Mrs. Nancy Baskerville - Stricken with Paralysis - Dies in a Few Hours
All deaths are more or less sad, but the saddest one we have been called on to chronicle in many years was that of Mrs. Nancy Jane Baskerville, wife of Trustee Abner Baskerville, at her home near Portland on Tuesday of last week.
It is hard to have to part with loved ones, even when we are prepared for and are expecting it, but when one in the full vigor of life is, without warning, stricken down and carried off in an unconscious state, it comes as a terrible shock to those near and dear to them. This is quite applicable to this case. Mrs. Baskerville was in her usual health Tuesday morning and had assisted in preparing breakfast. At 7 o'clock she received a total stroke of paralysis, rendering her unconscious, in which condition she remained until shortly after 9 o'clock that night, when she quietly breathed her last and crossed the threshold of that great Elysian, open to all good people like her, and joined her maker.

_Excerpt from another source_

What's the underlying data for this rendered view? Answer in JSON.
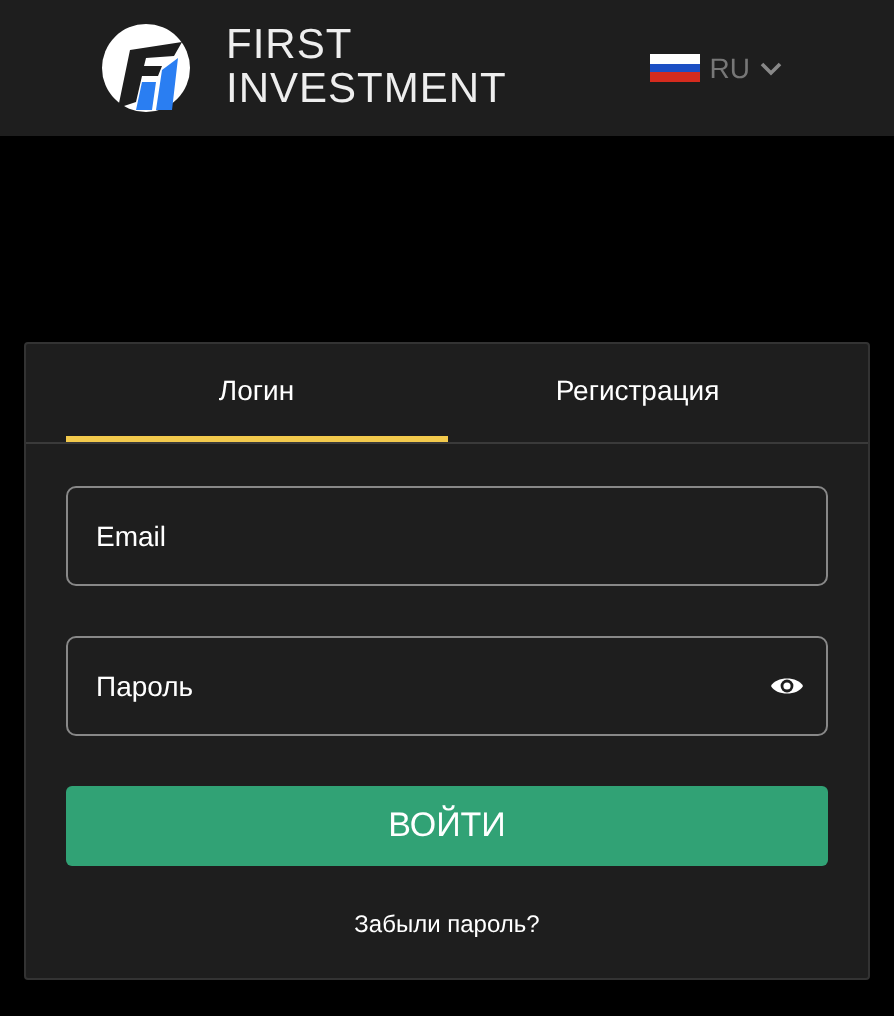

Mrs. Baskerville was sixty-six years of age, and was born and reared near Portland, where she was known and loved by everyone. She was a member of the Methodist Church, and many were the Christian deeds performed by her. She was a motherly woman, always extending charity where others sometimes condemned. She was ever ready to sacrifice her own interest first to cater to the wants of the needy, while at home she was a faithful and devoted wife and a fond and loving mother, and her death is not only an irreparable loss to her family but to the community at large, for in her was always to be found a true and staunch friend and counsellor. Besides the husband, five children survive - Tom, Alex, Ewing, Richard and Miss Sallie Baskerville.
The interment was at the family burying ground near Portland Wednesday afternoon, Rev. H. M. Jarvis conducting the services in the presence of a large number of sorrowing friends.